You should keep your device updated. Latest updates downloaded on your PC or laptop help to withstand KRACK. Today, such patches are being released rather quickly by all major OS and hardware developers. As an example, latest Windows running PC’s are already protected.
While you are expecting for the updates to arrive on your device, you can singlehandedly take measures to withstand KRACK attack.
- If possible, try to connect your laptop or PC to the Internet through wire/cable.
- Use cellular connection instead of Wi-Fi on your smartphone.
- When using a public Wi-Fi spot, even if it’s protected with a password, – tend to use the websites which URL’s start with HTTPS – meaning, that’s the type of encryption they use. Such websites will remain safe even if Wi-Fi security gets broken. URL’s of unsecured websites start with HTTP.
- As a variant, you can use VPN (Virtual Private Network), to keep all your traffic hidden. However, remember to choose a VPN agent wisely; a free random VPN might be stealing your data itself.
- Keep antivirus software updated and active.
Summary on Wi-Fi router and device security
Is your smartphone at risk?
KRACK is a type of attack that goes not after a device, but after information sent from it. Thus, data saved on your smartphone stays safe until you send it via the Web. Credit card numbers, passwords, private messages, emails, etc. are what KRACK attackers aim for.
Is your Wi-Fi router vulnerable to KRACK?
That’s closer to the main point, but still not exactly. KRACK aims data sent, not a device as such.
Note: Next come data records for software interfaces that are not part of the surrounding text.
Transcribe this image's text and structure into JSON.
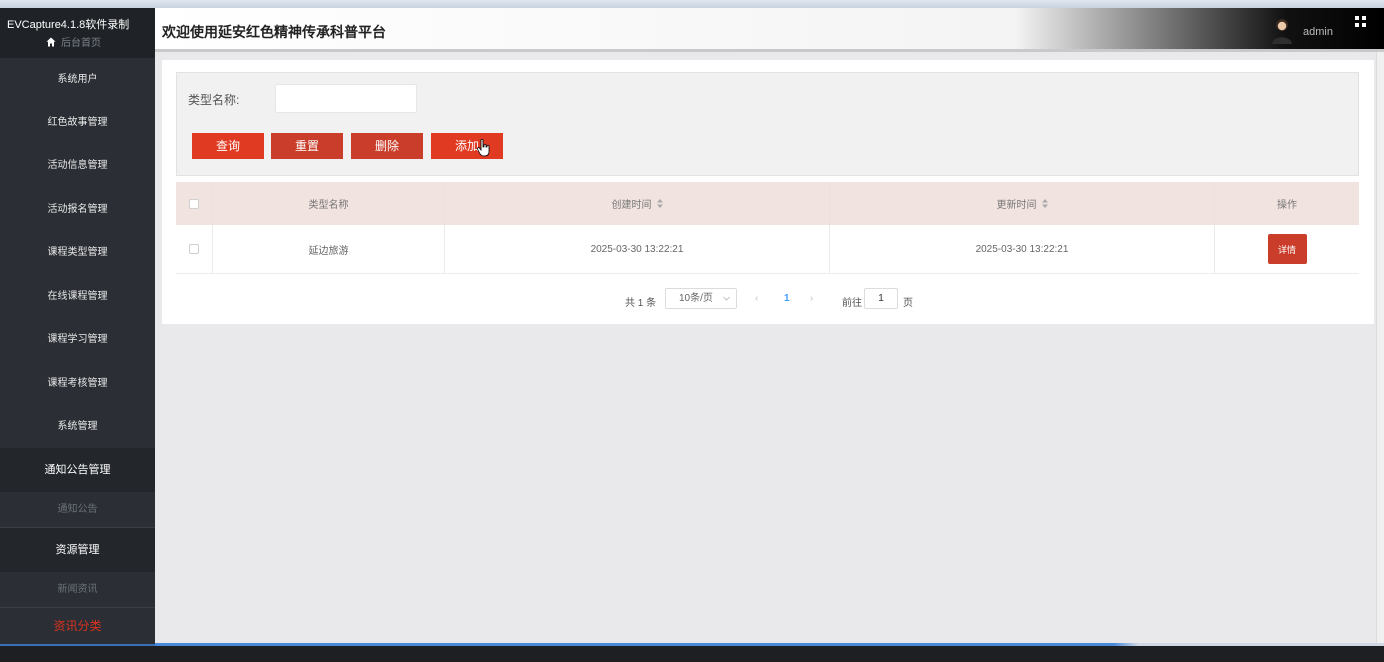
{
  "sidebar": {
    "app_title": "EVCapture4.1.8软件录制",
    "home_label": "后台首页",
    "items": [
      {
        "label": "系统用户"
      },
      {
        "label": "红色故事管理"
      },
      {
        "label": "活动信息管理"
      },
      {
        "label": "活动报名管理"
      },
      {
        "label": "课程类型管理"
      },
      {
        "label": "在线课程管理"
      },
      {
        "label": "课程学习管理"
      },
      {
        "label": "课程考核管理"
      },
      {
        "label": "系统管理"
      },
      {
        "label": "通知公告管理"
      },
      {
        "label": "通知公告"
      },
      {
        "label": "资源管理"
      },
      {
        "label": "新闻资讯"
      },
      {
        "label": "资讯分类"
      }
    ]
  },
  "header": {
    "title": "欢迎使用延安红色精神传承科普平台",
    "user": "admin"
  },
  "search": {
    "label": "类型名称:",
    "value": "",
    "query_label": "查询",
    "reset_label": "重置",
    "delete_label": "删除",
    "add_label": "添加"
  },
  "table": {
    "columns": [
      "类型名称",
      "创建时间",
      "更新时间",
      "操作"
    ],
    "rows": [
      {
        "name": "延边旅游",
        "created": "2025-03-30 13:22:21",
        "updated": "2025-03-30 13:22:21",
        "action": "详情"
      }
    ]
  },
  "pagination": {
    "total": "共 1 条",
    "page_size": "10条/页",
    "current": "1",
    "goto": "前往",
    "goto_value": "1",
    "page_unit": "页"
  },
  "colors": {
    "accent": "#e03a22",
    "sidebar_bg": "#2b2f35",
    "header_row_bg": "#f1e3df",
    "active_menu": "#d9331f"
  },
  "icons": [
    "home-icon",
    "expand-icon",
    "sort-icon",
    "chevron-down-icon",
    "hand-cursor-icon"
  ]
}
Thus, all websites but for HTTPS ones are potentially vulnerable.
Will changing the Wi-Fi password help?
You can change the password, but it still won’t protect you from KRACK, which basically targets information that your router is only going to encrypt. The attacker doesn’t need to hack the router by cracking its password.
Are all devices using Wi-Fi at risk?
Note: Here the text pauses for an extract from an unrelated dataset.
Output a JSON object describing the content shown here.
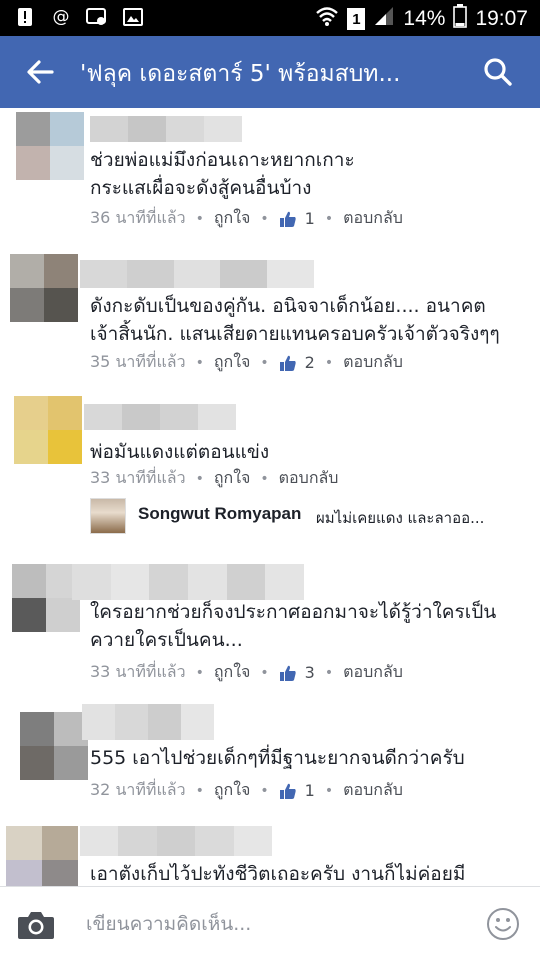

That’s correct. Basically, all devices that send and receive data over Wi-Fi can be accessed by attackers.
What about Android mobile devices?
According to researchers, Android running mobile device are at bigger risk of KRACK attack than others. Moreover, devices running on the latest Nougat 6.0 OS are more prone to attack than others. Google released the security patch for them at the end of the last year. However, cellular providers and Android hardware developers are still releasing similar parches for all other models of mobile devices. Many older devices risk not receiving the update at all.
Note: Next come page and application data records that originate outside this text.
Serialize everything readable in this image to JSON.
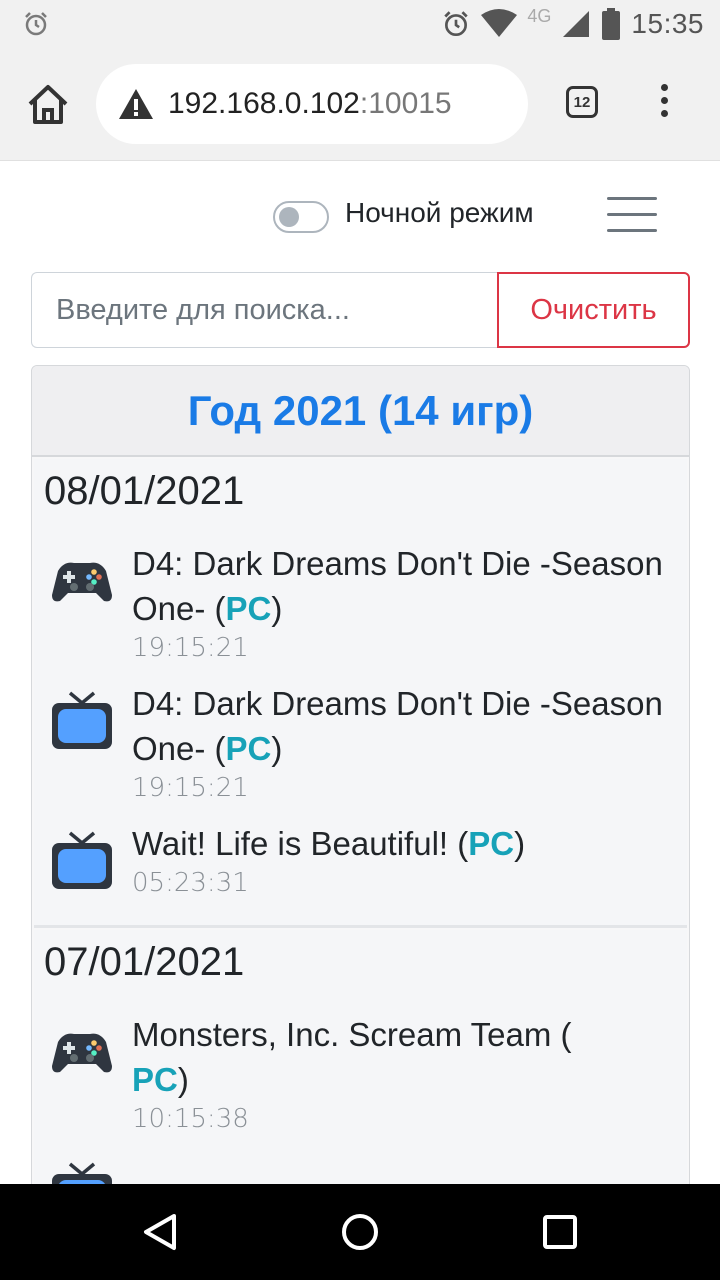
{
  "status_bar": {
    "time": "15:35",
    "network": "4G"
  },
  "browser": {
    "url_host": "192.168.0.102",
    "url_port": ":10015",
    "tab_count": "12"
  },
  "header": {
    "night_mode_label": "Ночной режим",
    "night_mode_on": false
  },
  "search": {
    "placeholder": "Введите для поиска...",
    "value": "",
    "clear_label": "Очистить"
  },
  "year_card": {
    "title": "Год 2021 (14 игр)",
    "days": [
      {
        "date": "08/01/2021",
        "entries": [
          {
            "icon": "gamepad-icon",
            "title": "D4: Dark Dreams Don't Die -Season One- (",
            "platform": "PC",
            "suffix": ")",
            "time": "19:15:21"
          },
          {
            "icon": "tv-icon",
            "title": "D4: Dark Dreams Don't Die -Season One- (",
            "platform": "PC",
            "suffix": ")",
            "time": "19:15:21"
          },
          {
            "icon": "tv-icon",
            "title": "Wait! Life is Beautiful! (",
            "platform": "PC",
            "suffix": ")",
            "time": "05:23:31"
          }
        ]
      },
      {
        "date": "07/01/2021",
        "entries": [
          {
            "icon": "gamepad-icon",
            "title": "Monsters, Inc. Scream Team (",
            "platform": "PC",
            "suffix": ")",
            "time": "10:15:38"
          }
        ]
      }
    ]
  },
  "colors": {
    "accent": "#1a7be6",
    "danger": "#dc3545",
    "platform": "#17a2b8"
  }
}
Are Macs and iPhones safer?
Apple devices are safeguarded better than Android ones. Apple stated that all current versions macOS, iOS, tvOS, and watchOS received patches against KRACK.
What regarding Windows-running PCs?
Windows PC’s are safe once you stay updated. The Microsoft Corporation released a patch against KRACK for Windows PCs last October, even before the problem of the attack went public.
How to check if a mobile device has received an anti-attack patch if its updated are turned on to automatic?
You should check on software updates of OS through Settings app and learn when the latest version has been downloaded. Keep an eye on Owen Williams’ list of companies that have already released the anti-KRACK updates.
Don’t forget to check and update your router to any pending updates through the admin page. Checking on the upcoming updates every day is a wise habit. Many of the biggest providers have already released their patches.
Follow our tips to keep your devices safe from KRACK attackers. Simple actions will help you to protect self. Probably, the only way to avoid the risk completely is to stay away from using Wi-Fi which is clearly not an option for the most of users.